It’s normal to want people’s attention.
During the holidays, when pretty much everybody’s attention is focused on something other than us–cooking, the beautiful lights, the kids opening their presents, family we don’t get to see very often, or a hundred other things–it’s entirely understandable.
But it’s not always healthy, for us or the people we love.
Every family, I think, has an Uncle Charlie, a member who seems to enjoy being the center of attention at holiday gatherings. It’s not usually because he’s the most interesting person in the room; in fact, he might normally be the least interesting. Maybe he calls attention to himself because he’s never the center of attention anywhere else, and he feels safe enough among family to figuratively scream at us: Notice me!
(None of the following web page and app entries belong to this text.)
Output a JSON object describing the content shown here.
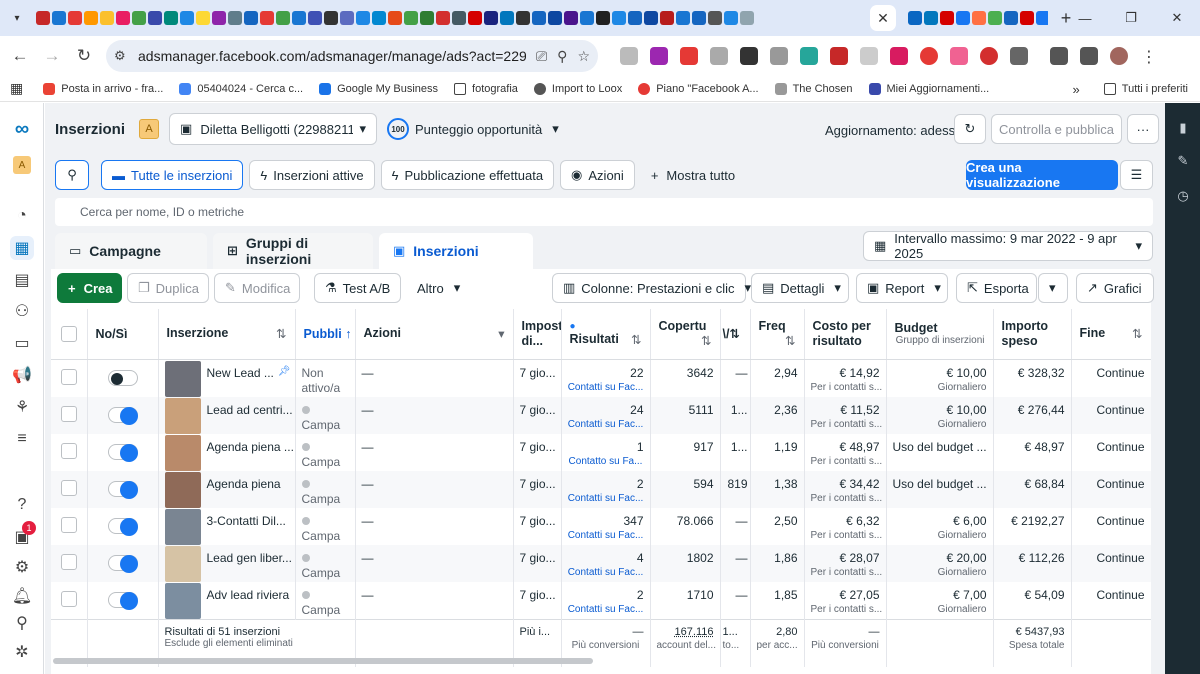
{
  "browser": {
    "url": "adsmanager.facebook.com/adsmanager/manage/ads?act=229882...",
    "bookmarks": [
      "Posta in arrivo - fra...",
      "05404024 - Cerca c...",
      "Google My Business",
      "fotografia",
      "Import to Loox",
      "Piano \"Facebook A...",
      "The Chosen",
      "Miei Aggiornamenti..."
    ],
    "bookmarks_more": "Tutti i preferiti"
  },
  "header": {
    "page_title": "Inserzioni",
    "account_badge": "A",
    "account_name": "Diletta Belligotti (22988211...",
    "score_value": "100",
    "score_label": "Punteggio opportunità",
    "update_status": "Aggiornamento: adesso",
    "review_button": "Controlla e pubblica",
    "more_button": "···"
  },
  "filters": {
    "items": [
      "Tutte le inserzioni",
      "Inserzioni attive",
      "Pubblicazione effettuata",
      "Azioni"
    ],
    "show_all": "Mostra tutto",
    "create_view": "Crea una visualizzazione"
  },
  "search": {
    "placeholder": "Cerca per nome, ID o metriche"
  },
  "level_tabs": [
    "Campagne",
    "Gruppi di inserzioni",
    "Inserzioni"
  ],
  "date_range": "Intervallo massimo: 9 mar 2022 - 9 apr 2025",
  "toolbar": {
    "create": "Crea",
    "duplicate": "Duplica",
    "edit": "Modifica",
    "ab_test": "Test A/B",
    "more": "Altro",
    "columns": "Colonne: Prestazioni e clic",
    "details": "Dettagli",
    "report": "Report",
    "export": "Esporta",
    "charts": "Grafici"
  },
  "columns": {
    "onoff": "No/Sì",
    "ad": "Inserzione",
    "pub": "Pubbli",
    "actions": "Azioni",
    "impost": "Impost di...",
    "results": "Risultati",
    "reach": "Copertu",
    "impr": "\\/",
    "freq": "Freq",
    "cpr": "Costo per risultato",
    "budget": "Budget",
    "budget_sub": "Gruppo di inserzioni",
    "spend": "Importo speso",
    "end": "Fine"
  },
  "rows": [
    {
      "on": false,
      "name": "New Lead ...",
      "pub": "Non attivo/a",
      "actions": "—",
      "impost": "7 gio...",
      "results": "22",
      "results_sub": "Contatti su Fac...",
      "reach": "3642",
      "impr": "—",
      "freq": "2,94",
      "cpr": "€ 14,92",
      "cpr_sub": "Per i contatti s...",
      "budget": "€ 10,00",
      "budget_sub": "Giornaliero",
      "spend": "€ 328,32",
      "end": "Continue"
    },
    {
      "on": true,
      "name": "Lead ad centri...",
      "pub": "Campa",
      "actions": "—",
      "impost": "7 gio...",
      "results": "24",
      "results_sub": "Contatti su Fac...",
      "reach": "5111",
      "impr": "1...",
      "freq": "2,36",
      "cpr": "€ 11,52",
      "cpr_sub": "Per i contatti s...",
      "budget": "€ 10,00",
      "budget_sub": "Giornaliero",
      "spend": "€ 276,44",
      "end": "Continue"
    },
    {
      "on": true,
      "name": "Agenda piena ...",
      "pub": "Campa",
      "actions": "—",
      "impost": "7 gio...",
      "results": "1",
      "results_sub": "Contatto su Fa...",
      "reach": "917",
      "impr": "1...",
      "freq": "1,19",
      "cpr": "€ 48,97",
      "cpr_sub": "Per i contatti s...",
      "budget": "Uso del budget ...",
      "budget_sub": "",
      "spend": "€ 48,97",
      "end": "Continue"
    },
    {
      "on": true,
      "name": "Agenda piena",
      "pub": "Campa",
      "actions": "—",
      "impost": "7 gio...",
      "results": "2",
      "results_sub": "Contatti su Fac...",
      "reach": "594",
      "impr": "819",
      "freq": "1,38",
      "cpr": "€ 34,42",
      "cpr_sub": "Per i contatti s...",
      "budget": "Uso del budget ...",
      "budget_sub": "",
      "spend": "€ 68,84",
      "end": "Continue"
    },
    {
      "on": true,
      "name": "3-Contatti Dil...",
      "pub": "Campa",
      "actions": "—",
      "impost": "7 gio...",
      "results": "347",
      "results_sub": "Contatti su Fac...",
      "reach": "78.066",
      "impr": "—",
      "freq": "2,50",
      "cpr": "€ 6,32",
      "cpr_sub": "Per i contatti s...",
      "budget": "€ 6,00",
      "budget_sub": "Giornaliero",
      "spend": "€ 2192,27",
      "end": "Continue"
    },
    {
      "on": true,
      "name": "Lead gen liber...",
      "pub": "Campa",
      "actions": "—",
      "impost": "7 gio...",
      "results": "4",
      "results_sub": "Contatti su Fac...",
      "reach": "1802",
      "impr": "—",
      "freq": "1,86",
      "cpr": "€ 28,07",
      "cpr_sub": "Per i contatti s...",
      "budget": "€ 20,00",
      "budget_sub": "Giornaliero",
      "spend": "€ 112,26",
      "end": "Continue"
    },
    {
      "on": true,
      "name": "Adv lead riviera",
      "pub": "Campa",
      "actions": "—",
      "impost": "7 gio...",
      "results": "2",
      "results_sub": "Contatti su Fac...",
      "reach": "1710",
      "impr": "—",
      "freq": "1,85",
      "cpr": "€ 27,05",
      "cpr_sub": "Per i contatti s...",
      "budget": "€ 7,00",
      "budget_sub": "Giornaliero",
      "spend": "€ 54,09",
      "end": "Continue"
    }
  ],
  "summary": {
    "label": "Risultati di 51 inserzioni",
    "sub": "Esclude gli elementi eliminati",
    "impost": "Più i...",
    "results": "—",
    "results_sub": "Più conversioni",
    "reach": "167.116",
    "reach_sub": "account del...",
    "impr": "1...",
    "impr_sub": "to...",
    "freq": "2,80",
    "freq_sub": "per acc...",
    "cpr": "—",
    "cpr_sub": "Più conversioni",
    "spend": "€ 5437,93",
    "spend_sub": "Spesa totale"
  }
}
He may not do anything as flamboyant as tying his tie around his head and dancing in the living room. His behavior may be as subtle as loudly announcing what each present is before the child has a chance to finish unwrapping it, or getting stumbling drunk so someone has to drive him home, or eating too much and loudly complaining of a stomachache. He may simply slip out without saying goodbye some time after dinner, knowing somebody will ultimately ask, Where’s Uncle Charlie? That will probably get him a call from his mother later, however old he is.
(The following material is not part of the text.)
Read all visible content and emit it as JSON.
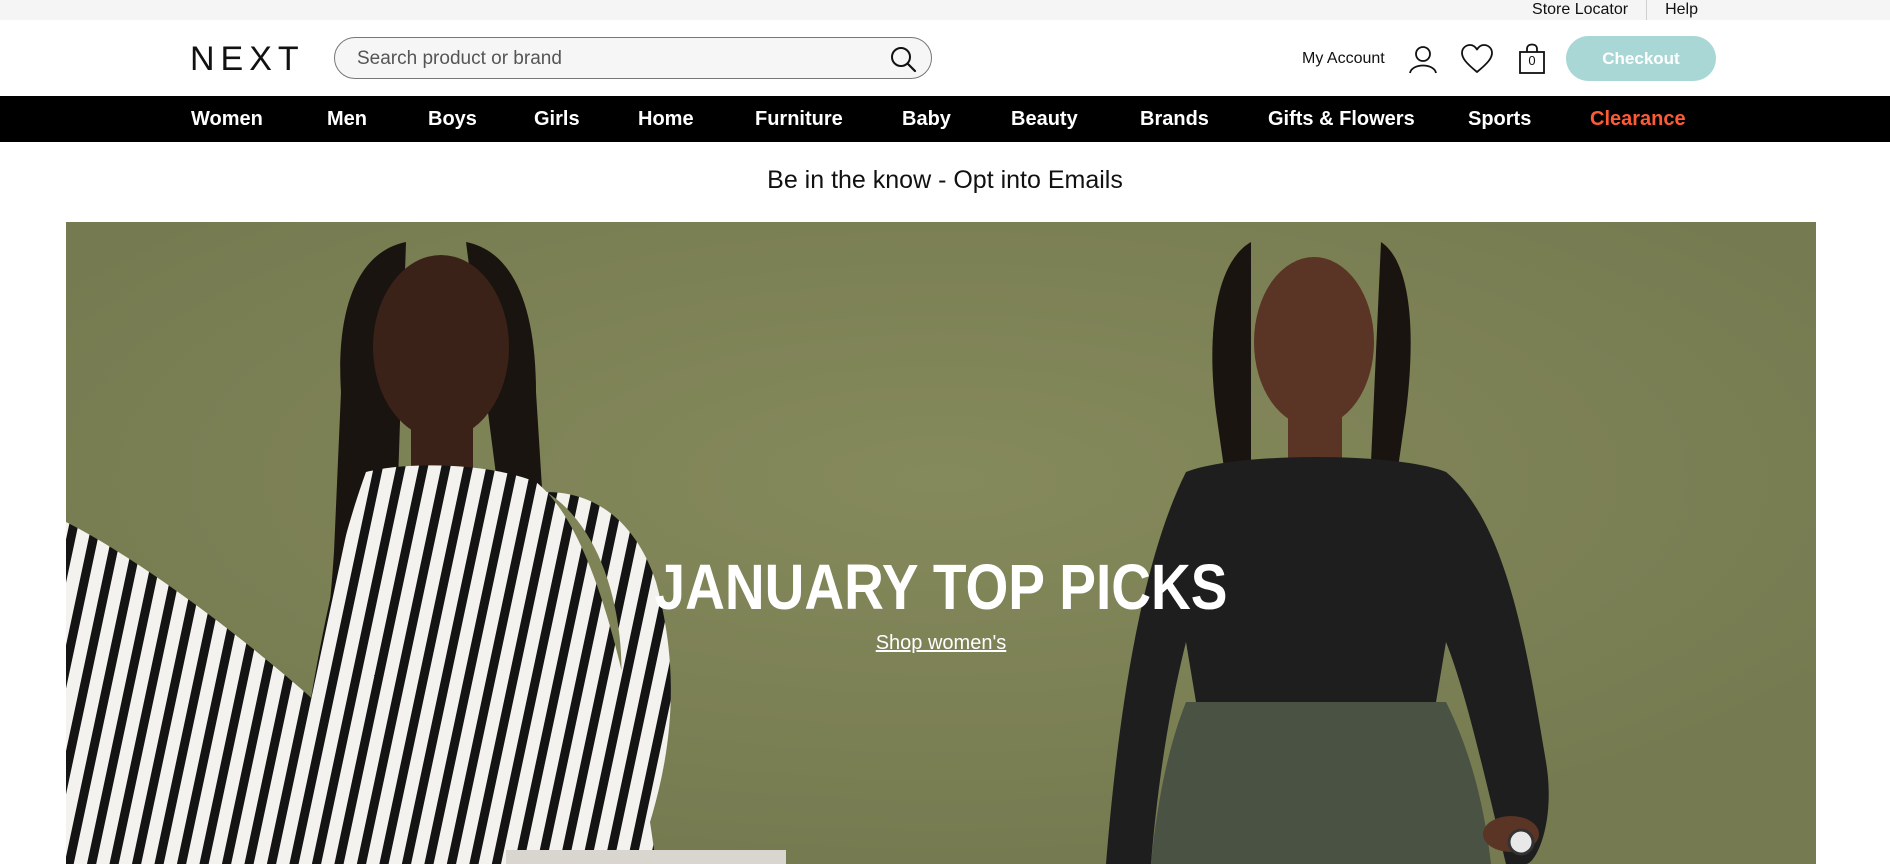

Whatever he does, it’s probably just on the edge of obnoxious: not quite enough to get him called out then and there, but enough that everybody knows he’s in the room. Enough that the kids aren’t the center of attention for the brief moment he is.
The kids don’t have to be the center of everyone’s attention the whole time, of course. Grown-ups are allowed to have time together. But it’s odorous for any of us to call attention to ourselves just because others’ attention is elsewhere. Better by far to live so that people other than our family notice us during the year, so we don’t feel the need to call attention to ourselves during the holidays.